> _Problem description_: Show every line from the data below that includes "background".

> _Dataset_:

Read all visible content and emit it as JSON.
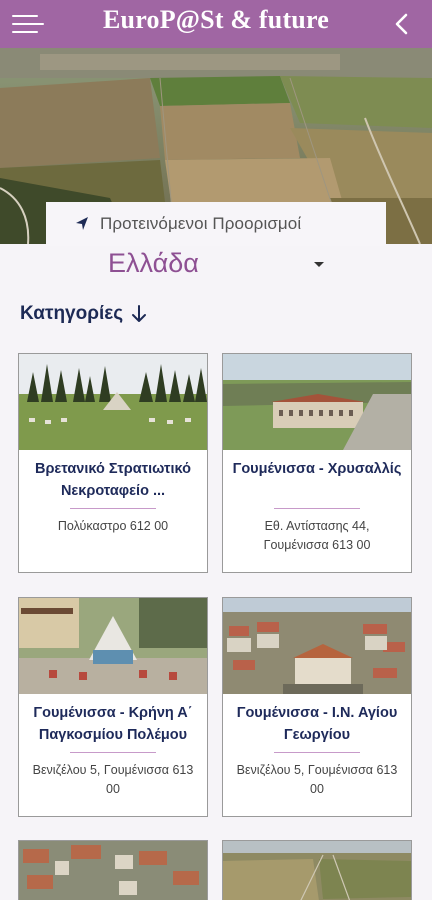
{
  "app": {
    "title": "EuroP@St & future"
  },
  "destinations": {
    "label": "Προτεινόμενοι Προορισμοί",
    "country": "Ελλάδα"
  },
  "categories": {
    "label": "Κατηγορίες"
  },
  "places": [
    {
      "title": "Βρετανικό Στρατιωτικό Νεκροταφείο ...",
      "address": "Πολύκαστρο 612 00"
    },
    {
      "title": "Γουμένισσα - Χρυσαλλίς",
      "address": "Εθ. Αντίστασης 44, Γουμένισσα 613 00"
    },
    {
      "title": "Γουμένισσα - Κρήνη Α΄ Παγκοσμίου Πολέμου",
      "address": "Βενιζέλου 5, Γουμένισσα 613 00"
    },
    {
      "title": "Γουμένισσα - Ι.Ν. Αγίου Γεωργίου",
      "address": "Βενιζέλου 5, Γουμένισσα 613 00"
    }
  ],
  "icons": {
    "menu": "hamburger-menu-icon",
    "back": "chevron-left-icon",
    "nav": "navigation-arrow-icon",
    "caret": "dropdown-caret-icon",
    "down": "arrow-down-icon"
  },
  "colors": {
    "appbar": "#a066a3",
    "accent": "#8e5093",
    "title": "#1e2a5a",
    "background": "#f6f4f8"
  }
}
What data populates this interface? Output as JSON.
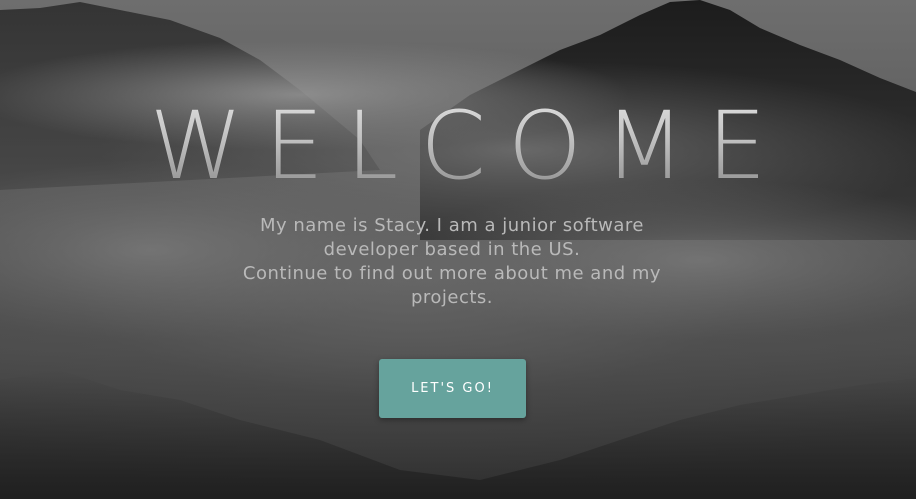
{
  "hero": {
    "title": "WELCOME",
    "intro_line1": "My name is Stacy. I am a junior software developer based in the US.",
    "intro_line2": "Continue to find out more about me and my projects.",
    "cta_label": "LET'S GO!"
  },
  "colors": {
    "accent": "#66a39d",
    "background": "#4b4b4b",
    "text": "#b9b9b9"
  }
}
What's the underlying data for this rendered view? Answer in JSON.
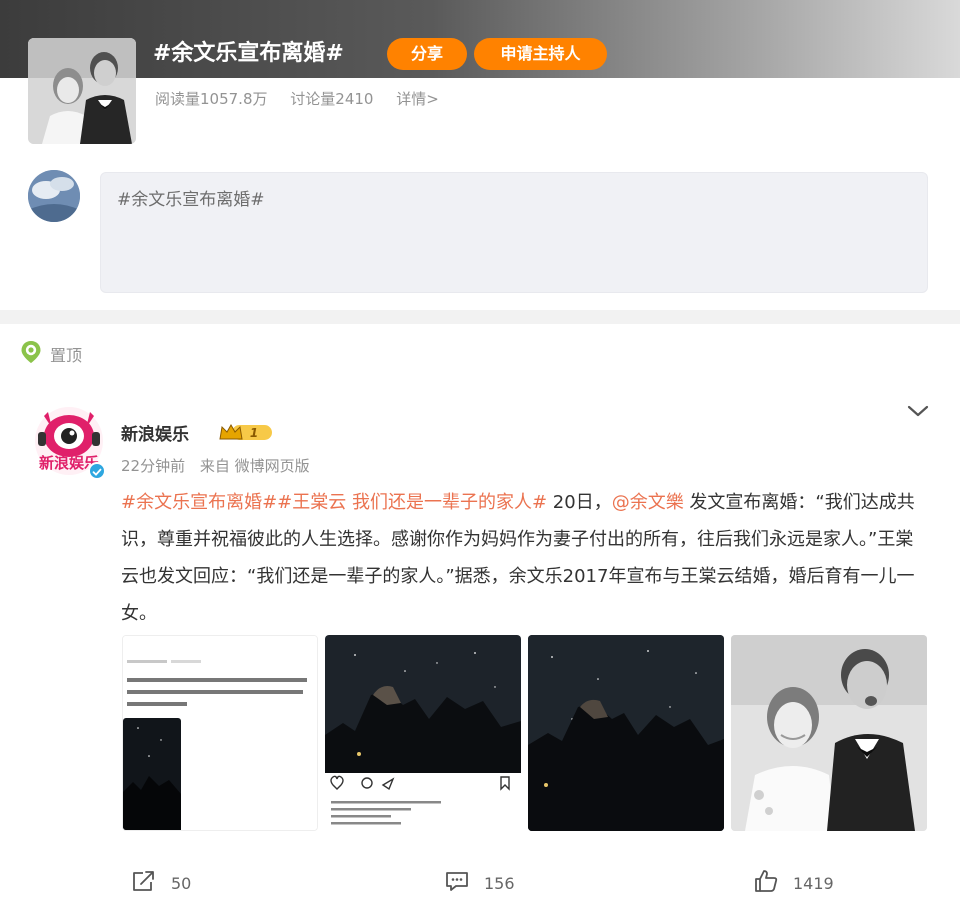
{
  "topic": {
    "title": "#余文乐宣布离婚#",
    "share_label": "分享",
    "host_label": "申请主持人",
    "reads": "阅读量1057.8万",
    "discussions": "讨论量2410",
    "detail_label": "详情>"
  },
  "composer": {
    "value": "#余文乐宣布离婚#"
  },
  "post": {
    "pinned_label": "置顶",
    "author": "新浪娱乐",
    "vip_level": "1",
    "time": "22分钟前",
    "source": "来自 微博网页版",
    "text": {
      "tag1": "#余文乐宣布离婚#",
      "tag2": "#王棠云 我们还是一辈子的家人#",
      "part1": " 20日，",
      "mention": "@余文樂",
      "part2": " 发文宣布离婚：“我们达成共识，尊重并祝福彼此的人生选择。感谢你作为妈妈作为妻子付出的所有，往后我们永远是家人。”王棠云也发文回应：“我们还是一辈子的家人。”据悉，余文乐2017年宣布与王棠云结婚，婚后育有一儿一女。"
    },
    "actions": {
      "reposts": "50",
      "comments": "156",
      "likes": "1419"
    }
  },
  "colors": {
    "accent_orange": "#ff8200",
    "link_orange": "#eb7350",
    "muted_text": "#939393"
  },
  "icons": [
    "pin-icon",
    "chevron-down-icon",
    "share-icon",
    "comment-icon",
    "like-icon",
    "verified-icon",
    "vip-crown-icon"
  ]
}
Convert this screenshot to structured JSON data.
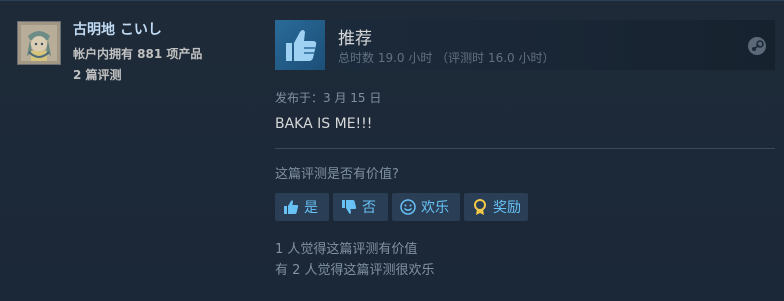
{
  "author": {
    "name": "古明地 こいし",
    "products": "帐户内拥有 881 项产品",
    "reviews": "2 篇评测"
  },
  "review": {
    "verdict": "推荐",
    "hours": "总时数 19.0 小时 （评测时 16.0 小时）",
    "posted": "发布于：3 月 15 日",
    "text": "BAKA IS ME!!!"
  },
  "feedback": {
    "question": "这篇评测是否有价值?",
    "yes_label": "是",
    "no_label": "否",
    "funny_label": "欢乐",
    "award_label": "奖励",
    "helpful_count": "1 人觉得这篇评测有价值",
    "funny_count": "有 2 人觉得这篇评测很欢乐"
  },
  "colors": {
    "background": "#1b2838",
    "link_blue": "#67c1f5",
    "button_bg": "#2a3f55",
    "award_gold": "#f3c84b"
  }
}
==
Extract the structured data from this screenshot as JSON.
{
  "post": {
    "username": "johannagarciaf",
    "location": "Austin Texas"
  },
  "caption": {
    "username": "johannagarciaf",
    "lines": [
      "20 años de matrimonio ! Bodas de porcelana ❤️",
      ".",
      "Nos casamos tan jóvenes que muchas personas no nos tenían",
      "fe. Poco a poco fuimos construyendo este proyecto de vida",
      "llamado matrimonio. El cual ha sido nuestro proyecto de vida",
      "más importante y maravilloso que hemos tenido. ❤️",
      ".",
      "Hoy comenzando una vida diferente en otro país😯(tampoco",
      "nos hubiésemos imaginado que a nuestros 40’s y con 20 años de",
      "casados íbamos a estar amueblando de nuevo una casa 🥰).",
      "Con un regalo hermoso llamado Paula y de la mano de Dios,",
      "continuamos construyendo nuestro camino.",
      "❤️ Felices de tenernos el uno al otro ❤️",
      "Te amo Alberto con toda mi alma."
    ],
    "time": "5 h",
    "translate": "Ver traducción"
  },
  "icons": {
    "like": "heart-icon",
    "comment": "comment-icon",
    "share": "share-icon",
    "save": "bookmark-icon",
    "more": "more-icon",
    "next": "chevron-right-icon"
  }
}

> _The completed task_:
    "background": "#f6f4f8"
    "background": "#4b4b4b",
    "background": "#1b2838",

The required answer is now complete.